A new course designed to spawn the next generation of clinical researchers has been set up at Imperial College London in the UK.
The Graduate Entry Medicine course at Imperial College is a compressed version of the existing MBBS BSc (Bachelor of Medicine, Bachelor of Surgery) programme that will train science graduates to become medical doctors over four years, rather than the six years required for the undergraduate MBBS course.
According to Professor Stephen Smith, principal of the college’s Faculty of Medicine, the new course will “produce first-rate clinicians with the skills and expertise to undertake first-rate research.”
It will take 50 graduate students per year, complementing Imperial’s annual undergraduate medical intake of 286 students. In the first, fast-track year of the course, graduates will supplement their existing knowledge as well as taking a clinical foundation course and an introductory clinical attachment.

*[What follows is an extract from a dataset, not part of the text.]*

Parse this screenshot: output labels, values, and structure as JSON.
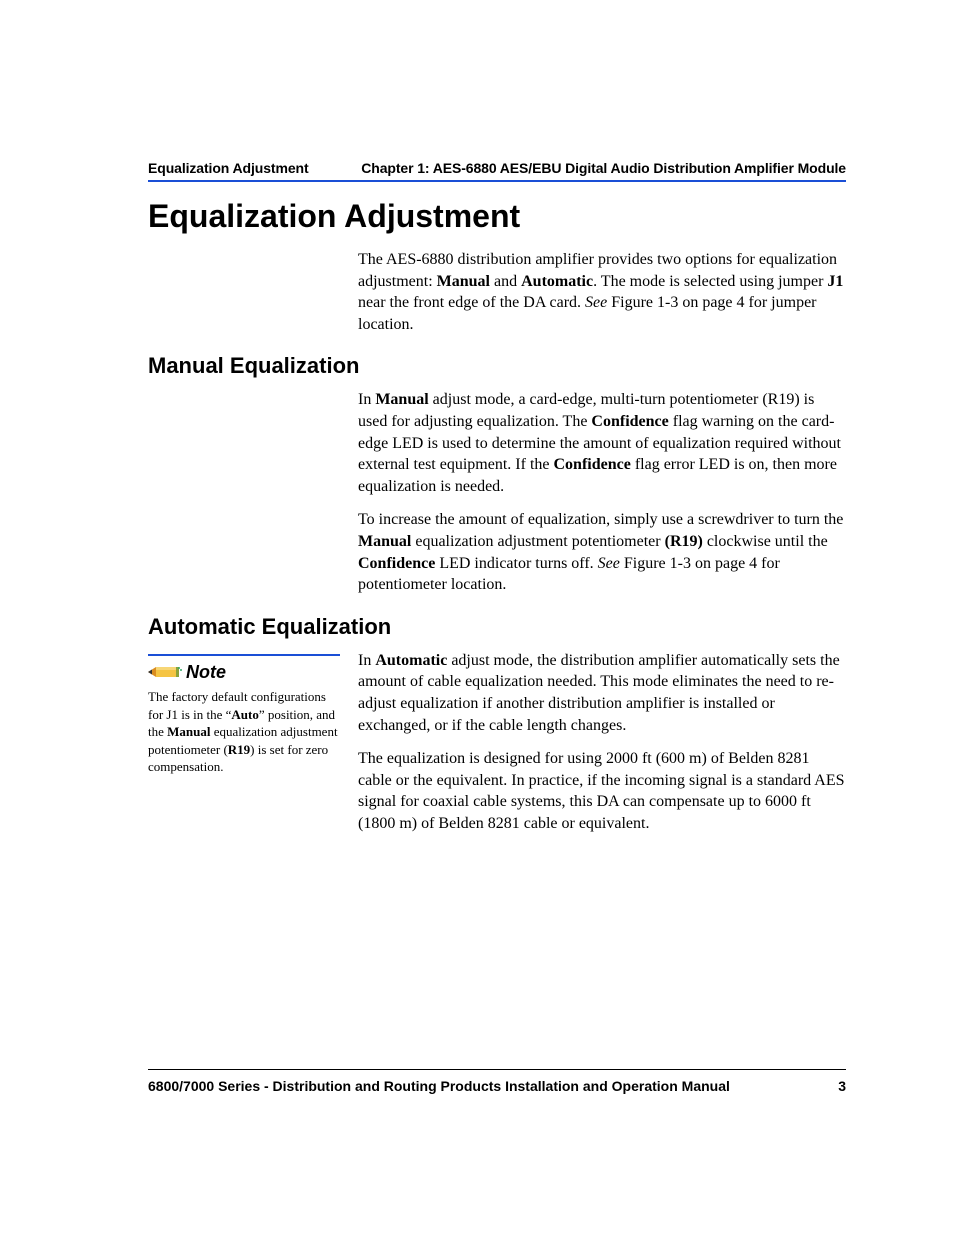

They will then join students on the existing six-year course in their three clinical years.
Topping up the pool
As the former chairman and chief executive of GlaxoSmithKline, the rector of Imperial College, Sir Richard Sykes, has a personal stake in making sure the pool of clinical researchers in the UK is regularly topped up.
Sir Richard retains strong links to the pharmaceutical industry as vice-chairman of Lonza Group, chairman of the Healthcare Advisory Group of APAX, chairman of MerLion Pharmaceuticals and non-executive director of Abraxis BioScience. “As medicine becomes ever more complex, we are going to need academic doctors – specialists who understand the science beneath the pathology,” he commented.
The Graduate Entry Medicine course is part of Imperial College’s broader initiative to create a new Academic Health Science Centre (AHSC) in partnership with London’s Hammersmith Hospitals NHS Trust and St Mary’s Hospital NHS Trust. Subject to consultation, the two hospitals will merge into a single NHS Trust and join with Imperial’s Faculty of Medicine to form the AHSC as a healthcare organisation integrating research, education and training.
The three institutions combined are one of two NHS-university partnerships (the other is King’s College Hospital NHS Trust teamed with King’s College London) recently awarded government funding of £9.5 million over five years to host National Institute for Health Research (NIHR) Research Centres for Patient Safety and Service Quality. Their remit is to “bring together National Health Service (NHS) professionals with academic experts from a wide range of backgrounds, including management and the social sciences, to focus on investigating ways to improve the care of patients.”